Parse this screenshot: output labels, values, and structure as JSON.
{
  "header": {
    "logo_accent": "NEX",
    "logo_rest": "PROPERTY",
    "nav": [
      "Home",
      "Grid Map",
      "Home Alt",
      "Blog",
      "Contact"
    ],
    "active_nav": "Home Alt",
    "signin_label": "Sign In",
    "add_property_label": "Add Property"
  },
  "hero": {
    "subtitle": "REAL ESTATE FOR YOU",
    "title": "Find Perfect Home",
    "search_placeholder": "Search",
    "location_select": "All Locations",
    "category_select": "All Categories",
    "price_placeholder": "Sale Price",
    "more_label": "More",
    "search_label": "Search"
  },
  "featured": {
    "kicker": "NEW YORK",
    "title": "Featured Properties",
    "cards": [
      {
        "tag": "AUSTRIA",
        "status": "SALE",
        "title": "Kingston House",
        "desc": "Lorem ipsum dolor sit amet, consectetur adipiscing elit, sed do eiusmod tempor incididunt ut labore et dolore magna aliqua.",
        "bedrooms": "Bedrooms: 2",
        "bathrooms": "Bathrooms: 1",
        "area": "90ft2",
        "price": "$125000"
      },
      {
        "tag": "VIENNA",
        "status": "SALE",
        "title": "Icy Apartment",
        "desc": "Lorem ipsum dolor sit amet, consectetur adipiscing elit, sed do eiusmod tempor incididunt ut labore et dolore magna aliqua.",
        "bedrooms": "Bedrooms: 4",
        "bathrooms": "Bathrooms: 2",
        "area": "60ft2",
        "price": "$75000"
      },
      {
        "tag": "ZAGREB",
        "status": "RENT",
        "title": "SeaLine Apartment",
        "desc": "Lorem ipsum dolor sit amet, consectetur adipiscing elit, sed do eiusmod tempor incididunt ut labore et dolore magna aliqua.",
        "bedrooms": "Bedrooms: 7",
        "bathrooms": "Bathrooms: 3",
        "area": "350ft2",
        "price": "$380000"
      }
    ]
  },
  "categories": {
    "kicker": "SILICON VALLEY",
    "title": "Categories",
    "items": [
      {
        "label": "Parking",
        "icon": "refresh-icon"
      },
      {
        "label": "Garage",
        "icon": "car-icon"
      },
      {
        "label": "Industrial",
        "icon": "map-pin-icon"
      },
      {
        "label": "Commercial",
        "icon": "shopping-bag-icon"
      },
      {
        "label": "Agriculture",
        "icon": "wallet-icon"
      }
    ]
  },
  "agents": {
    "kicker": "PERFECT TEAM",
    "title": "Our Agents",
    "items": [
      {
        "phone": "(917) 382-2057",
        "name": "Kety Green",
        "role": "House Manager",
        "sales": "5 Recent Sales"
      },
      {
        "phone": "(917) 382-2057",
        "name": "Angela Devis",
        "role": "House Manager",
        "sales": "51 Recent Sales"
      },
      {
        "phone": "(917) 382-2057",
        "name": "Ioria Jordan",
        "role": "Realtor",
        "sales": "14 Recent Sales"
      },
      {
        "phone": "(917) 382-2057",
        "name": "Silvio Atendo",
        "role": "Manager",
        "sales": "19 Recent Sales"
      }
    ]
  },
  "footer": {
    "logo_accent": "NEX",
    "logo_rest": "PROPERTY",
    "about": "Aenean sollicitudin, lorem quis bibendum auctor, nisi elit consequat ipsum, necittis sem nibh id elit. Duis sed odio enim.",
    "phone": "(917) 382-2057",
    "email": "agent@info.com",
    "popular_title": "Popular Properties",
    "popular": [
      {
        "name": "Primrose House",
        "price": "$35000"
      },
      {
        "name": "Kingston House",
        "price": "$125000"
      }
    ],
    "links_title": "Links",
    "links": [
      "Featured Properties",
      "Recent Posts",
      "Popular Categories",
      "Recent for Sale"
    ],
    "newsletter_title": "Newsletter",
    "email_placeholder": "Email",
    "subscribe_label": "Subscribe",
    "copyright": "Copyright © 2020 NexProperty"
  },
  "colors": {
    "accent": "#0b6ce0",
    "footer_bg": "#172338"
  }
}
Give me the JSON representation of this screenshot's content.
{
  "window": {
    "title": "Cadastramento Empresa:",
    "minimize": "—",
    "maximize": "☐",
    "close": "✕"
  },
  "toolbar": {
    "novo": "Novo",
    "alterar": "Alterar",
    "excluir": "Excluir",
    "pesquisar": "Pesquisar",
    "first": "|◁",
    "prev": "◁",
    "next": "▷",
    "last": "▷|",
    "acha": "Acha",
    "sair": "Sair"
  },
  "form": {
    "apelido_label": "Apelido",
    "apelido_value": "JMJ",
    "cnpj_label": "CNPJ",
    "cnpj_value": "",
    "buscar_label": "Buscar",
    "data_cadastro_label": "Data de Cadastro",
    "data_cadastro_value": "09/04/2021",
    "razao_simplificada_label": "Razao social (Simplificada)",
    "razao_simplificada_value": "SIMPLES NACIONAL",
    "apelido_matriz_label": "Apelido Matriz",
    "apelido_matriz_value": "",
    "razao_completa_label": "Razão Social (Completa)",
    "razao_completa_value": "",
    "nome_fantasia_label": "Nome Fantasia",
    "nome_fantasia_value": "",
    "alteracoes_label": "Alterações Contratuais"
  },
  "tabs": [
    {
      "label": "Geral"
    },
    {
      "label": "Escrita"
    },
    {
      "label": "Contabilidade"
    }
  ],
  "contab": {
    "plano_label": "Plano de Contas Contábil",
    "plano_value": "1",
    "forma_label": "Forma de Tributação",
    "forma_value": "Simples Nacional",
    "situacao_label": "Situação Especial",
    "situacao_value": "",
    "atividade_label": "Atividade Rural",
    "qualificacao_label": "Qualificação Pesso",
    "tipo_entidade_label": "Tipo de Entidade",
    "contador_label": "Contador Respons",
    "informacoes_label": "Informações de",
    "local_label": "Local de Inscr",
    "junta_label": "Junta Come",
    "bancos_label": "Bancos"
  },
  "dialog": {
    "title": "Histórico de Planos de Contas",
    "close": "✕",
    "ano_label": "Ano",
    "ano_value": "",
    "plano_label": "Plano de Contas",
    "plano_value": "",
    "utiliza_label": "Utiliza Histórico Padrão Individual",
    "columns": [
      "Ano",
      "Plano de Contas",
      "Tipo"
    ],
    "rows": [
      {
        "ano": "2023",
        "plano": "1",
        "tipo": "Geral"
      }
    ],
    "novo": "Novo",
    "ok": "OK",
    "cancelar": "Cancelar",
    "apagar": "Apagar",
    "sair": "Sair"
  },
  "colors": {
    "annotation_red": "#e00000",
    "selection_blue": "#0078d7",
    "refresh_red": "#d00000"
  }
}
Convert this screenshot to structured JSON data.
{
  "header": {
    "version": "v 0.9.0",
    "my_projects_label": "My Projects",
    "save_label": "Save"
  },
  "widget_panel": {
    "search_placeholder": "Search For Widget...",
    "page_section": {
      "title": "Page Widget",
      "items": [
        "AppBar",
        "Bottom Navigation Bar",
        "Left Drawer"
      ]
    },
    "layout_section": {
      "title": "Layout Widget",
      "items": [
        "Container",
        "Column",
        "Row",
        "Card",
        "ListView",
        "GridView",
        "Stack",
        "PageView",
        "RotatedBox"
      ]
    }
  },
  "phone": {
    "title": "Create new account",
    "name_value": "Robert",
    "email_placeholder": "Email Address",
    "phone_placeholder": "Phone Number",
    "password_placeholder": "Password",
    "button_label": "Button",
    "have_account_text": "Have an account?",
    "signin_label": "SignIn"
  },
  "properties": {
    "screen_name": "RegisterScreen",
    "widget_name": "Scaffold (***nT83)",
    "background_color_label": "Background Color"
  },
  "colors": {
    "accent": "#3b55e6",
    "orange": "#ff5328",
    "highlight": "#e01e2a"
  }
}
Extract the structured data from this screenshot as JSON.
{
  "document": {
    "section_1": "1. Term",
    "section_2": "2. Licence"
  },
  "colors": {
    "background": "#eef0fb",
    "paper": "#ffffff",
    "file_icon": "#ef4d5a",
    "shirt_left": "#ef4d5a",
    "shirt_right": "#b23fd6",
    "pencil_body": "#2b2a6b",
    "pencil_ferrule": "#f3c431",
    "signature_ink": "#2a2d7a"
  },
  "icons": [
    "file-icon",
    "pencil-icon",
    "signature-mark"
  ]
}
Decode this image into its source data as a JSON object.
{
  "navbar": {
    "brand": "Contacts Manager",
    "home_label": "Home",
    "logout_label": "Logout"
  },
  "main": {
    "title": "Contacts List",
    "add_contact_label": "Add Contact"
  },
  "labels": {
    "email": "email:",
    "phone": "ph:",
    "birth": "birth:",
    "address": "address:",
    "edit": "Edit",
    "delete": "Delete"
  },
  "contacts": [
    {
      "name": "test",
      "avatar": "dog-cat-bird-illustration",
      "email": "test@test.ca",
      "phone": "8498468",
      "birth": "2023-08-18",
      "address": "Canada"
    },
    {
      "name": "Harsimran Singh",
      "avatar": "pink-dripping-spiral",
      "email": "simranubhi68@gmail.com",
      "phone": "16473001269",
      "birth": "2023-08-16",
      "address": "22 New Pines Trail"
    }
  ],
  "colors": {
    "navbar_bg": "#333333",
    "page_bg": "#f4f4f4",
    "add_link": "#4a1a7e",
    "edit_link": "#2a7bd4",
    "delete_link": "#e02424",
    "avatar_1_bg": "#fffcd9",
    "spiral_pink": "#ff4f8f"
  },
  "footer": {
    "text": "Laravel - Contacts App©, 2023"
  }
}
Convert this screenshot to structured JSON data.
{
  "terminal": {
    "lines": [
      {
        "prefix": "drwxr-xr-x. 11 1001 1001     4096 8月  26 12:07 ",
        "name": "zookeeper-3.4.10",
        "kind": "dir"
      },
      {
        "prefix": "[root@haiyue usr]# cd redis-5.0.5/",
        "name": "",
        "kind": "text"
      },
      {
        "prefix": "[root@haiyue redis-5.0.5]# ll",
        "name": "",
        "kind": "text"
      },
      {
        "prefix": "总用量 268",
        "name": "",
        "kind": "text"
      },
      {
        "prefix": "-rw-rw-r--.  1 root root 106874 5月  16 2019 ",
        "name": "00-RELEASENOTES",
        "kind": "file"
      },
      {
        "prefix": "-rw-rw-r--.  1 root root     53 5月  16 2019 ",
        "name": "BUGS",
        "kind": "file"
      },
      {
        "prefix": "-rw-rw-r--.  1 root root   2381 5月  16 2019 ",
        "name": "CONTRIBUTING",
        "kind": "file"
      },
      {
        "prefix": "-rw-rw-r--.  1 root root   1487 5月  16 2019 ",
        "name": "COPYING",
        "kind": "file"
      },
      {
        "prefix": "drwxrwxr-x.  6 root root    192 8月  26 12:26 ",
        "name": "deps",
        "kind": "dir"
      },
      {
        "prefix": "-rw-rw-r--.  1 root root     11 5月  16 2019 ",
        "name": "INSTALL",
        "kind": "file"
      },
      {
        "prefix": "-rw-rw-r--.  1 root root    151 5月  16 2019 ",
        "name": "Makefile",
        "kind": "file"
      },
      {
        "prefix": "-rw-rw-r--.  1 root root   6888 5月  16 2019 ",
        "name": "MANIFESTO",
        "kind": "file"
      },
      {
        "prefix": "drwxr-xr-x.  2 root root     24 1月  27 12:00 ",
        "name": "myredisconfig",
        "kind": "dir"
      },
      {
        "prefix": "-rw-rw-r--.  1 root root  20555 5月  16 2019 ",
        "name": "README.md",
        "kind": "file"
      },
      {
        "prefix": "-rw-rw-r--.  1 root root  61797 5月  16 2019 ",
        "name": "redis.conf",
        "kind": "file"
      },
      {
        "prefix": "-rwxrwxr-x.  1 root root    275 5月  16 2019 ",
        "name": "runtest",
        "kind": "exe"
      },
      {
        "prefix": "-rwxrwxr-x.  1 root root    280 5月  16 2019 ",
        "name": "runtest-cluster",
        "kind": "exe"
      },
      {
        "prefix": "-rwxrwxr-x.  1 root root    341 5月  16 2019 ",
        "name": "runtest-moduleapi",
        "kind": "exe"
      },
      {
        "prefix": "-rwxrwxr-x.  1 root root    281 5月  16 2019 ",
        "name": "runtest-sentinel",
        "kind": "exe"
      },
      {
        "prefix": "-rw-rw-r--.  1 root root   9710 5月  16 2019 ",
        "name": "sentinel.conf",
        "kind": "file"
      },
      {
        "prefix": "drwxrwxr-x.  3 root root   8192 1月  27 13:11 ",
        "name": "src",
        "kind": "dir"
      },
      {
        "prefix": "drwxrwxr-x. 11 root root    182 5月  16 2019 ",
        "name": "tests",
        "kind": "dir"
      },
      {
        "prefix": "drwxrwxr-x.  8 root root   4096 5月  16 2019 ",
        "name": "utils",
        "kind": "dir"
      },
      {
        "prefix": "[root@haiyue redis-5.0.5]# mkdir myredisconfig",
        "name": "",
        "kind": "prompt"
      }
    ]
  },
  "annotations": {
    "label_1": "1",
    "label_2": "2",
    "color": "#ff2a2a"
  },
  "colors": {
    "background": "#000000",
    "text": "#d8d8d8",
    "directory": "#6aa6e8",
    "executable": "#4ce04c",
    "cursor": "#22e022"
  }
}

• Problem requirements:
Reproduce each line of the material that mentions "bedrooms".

• The completed task:
        "bedrooms": "Bedrooms: 2",
        "bedrooms": "Bedrooms: 4",
        "bedrooms": "Bedrooms: 7",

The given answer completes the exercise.